The person responsible for the Senate's approach to reforming Florida's no-fault auto insurance law is Sen. Joe Negron, R-Stuart.
Not if you ask Gov. Rick Scott, who's made fixing PIP his top priority this last week of session.
“Sen. (Garrett) Richter, from southwest Florida, he is the lead in the Senate," Scott said on the Ft. Myers-based "Daybreak with Drew Steele" show on Tuesday. "He’s doing the right things to get that done.”
Did Scott flub (or snub?) the sponsor of his priority legislation?
The Senate is expected to vote on SB 1860, its stab at PIP reform, today. But Scott prefers the insurer and business-group favored House version, HB 119, which is miles apart from the Senate's approach.
So does Richter.
Richter, R-Naples, said he and Scott agree on how to reform PIP, and he's talked with Scott or his aides roughly a half-dozen times to talk about the issue.
“Sen. Negron has been the point person on the bill, but I expressed early on to the governor my support for his position,” Richter said.

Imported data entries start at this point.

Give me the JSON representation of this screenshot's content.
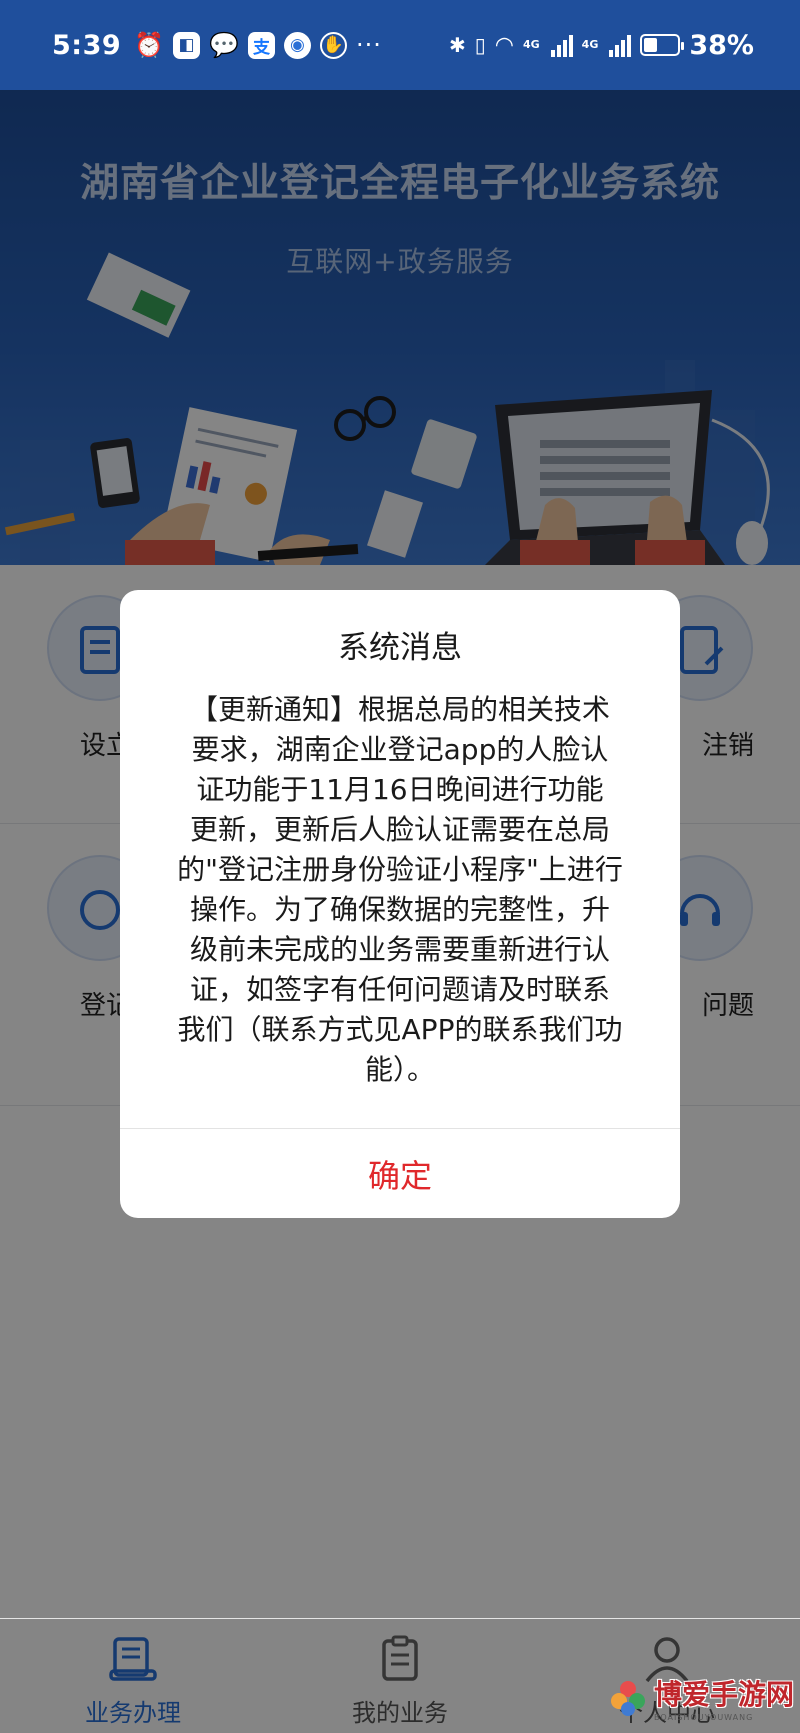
{
  "status_bar": {
    "time": "5:39",
    "battery_percent": "38%",
    "battery_level": 0.38,
    "network_badges": [
      "4G",
      "4G"
    ],
    "app_icons": [
      "alarm-icon",
      "app-badge-icon",
      "wechat-icon",
      "alipay-icon",
      "browser-icon",
      "hand-icon"
    ],
    "more": "···"
  },
  "banner": {
    "title": "湖南省企业登记全程电子化业务系统",
    "subtitle": "互联网+政务服务"
  },
  "grid": {
    "row1": {
      "left_label": "设立",
      "right_label": "注销"
    },
    "row2": {
      "left_label": "登记",
      "right_label": "问题"
    }
  },
  "dialog": {
    "title": "系统消息",
    "lines": [
      "【更新通知】根据总局的相关技术",
      "要求，湖南企业登记app的人脸认",
      "证功能于11月16日晚间进行功能",
      "更新，更新后人脸认证需要在总局",
      "的\"登记注册身份验证小程序\"上进行",
      "操作。为了确保数据的完整性，升",
      "级前未完成的业务需要重新进行认",
      "证，如签字有任何问题请及时联系",
      "我们（联系方式见APP的联系我们功",
      "能）。"
    ],
    "confirm_label": "确定"
  },
  "tabbar": {
    "tabs": [
      {
        "label": "业务办理",
        "icon": "business-handling-icon",
        "active": true
      },
      {
        "label": "我的业务",
        "icon": "my-business-icon",
        "active": false
      },
      {
        "label": "个人中心",
        "icon": "personal-center-icon",
        "active": false
      }
    ]
  },
  "watermark": {
    "text": "博爱手游网",
    "sub": "BOAISHOUYOUWANG"
  },
  "colors": {
    "banner_blue": "#1f4f9c",
    "accent_blue": "#2a6fd6",
    "confirm_red": "#e0282b"
  }
}
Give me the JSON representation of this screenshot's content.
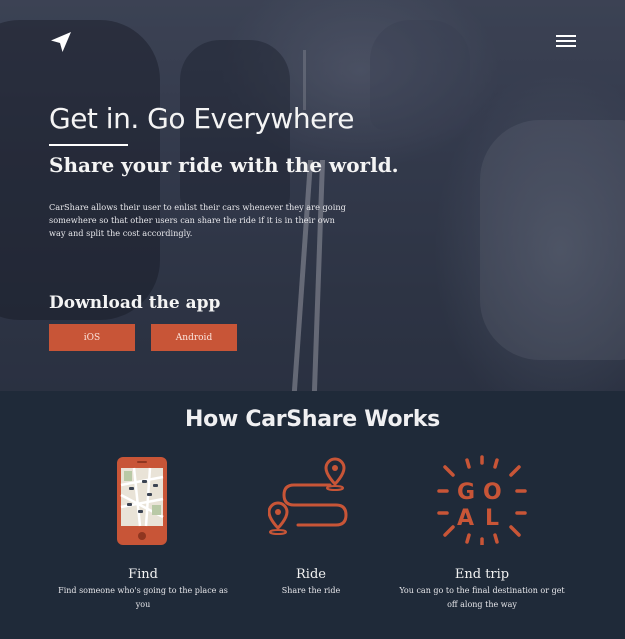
{
  "colors": {
    "accent": "#c85537",
    "dark_bg": "#1f2a39"
  },
  "header": {
    "logo_icon": "navigation-arrow-icon",
    "menu_icon": "hamburger-menu-icon"
  },
  "hero": {
    "title": "Get in. Go Everywhere",
    "subtitle": "Share your ride with the world.",
    "description": "CarShare allows their user to enlist their cars whenever they are going somewhere so that other users can share the ride if it is in their own way and split the cost accordingly."
  },
  "download": {
    "heading": "Download the app",
    "ios_label": "iOS",
    "android_label": "Android"
  },
  "how": {
    "title": "How CarShare Works",
    "features": [
      {
        "icon": "phone-map-icon",
        "title": "Find",
        "description": "Find someone who's going to the place as you"
      },
      {
        "icon": "route-pins-icon",
        "title": "Ride",
        "description": "Share the ride"
      },
      {
        "icon": "goal-icon",
        "title": "End trip",
        "description": "You can go to the final destination or get off along the way"
      }
    ]
  }
}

Richter has proposed several amendments to SB 1860, many aimed at limiting attorney’s fees. Negron, an attorney, has pushed for tightening licensing of medical clinics, creating a statewide anti-fraud task force and removing massage therapy and accupuncture from the PIP system.
The House proposal caps lawyer fees in most cases and doesn’t allow a multiplier provision that Richter attempted to remove from SB 1860. Senators instead voted Tuesday to allow fee multipliers, setting off a major political dustup on the floor.
The Senate’s version of PIP reform isn’t as strong as what the House has done, Richter said.
“I believe that the House bill will make greater strides to addressing the fraudulent activity in PIP and the over-utilization of services,” he said.
By Times/Herald staff writers TiaMitchell and Katie Sanders.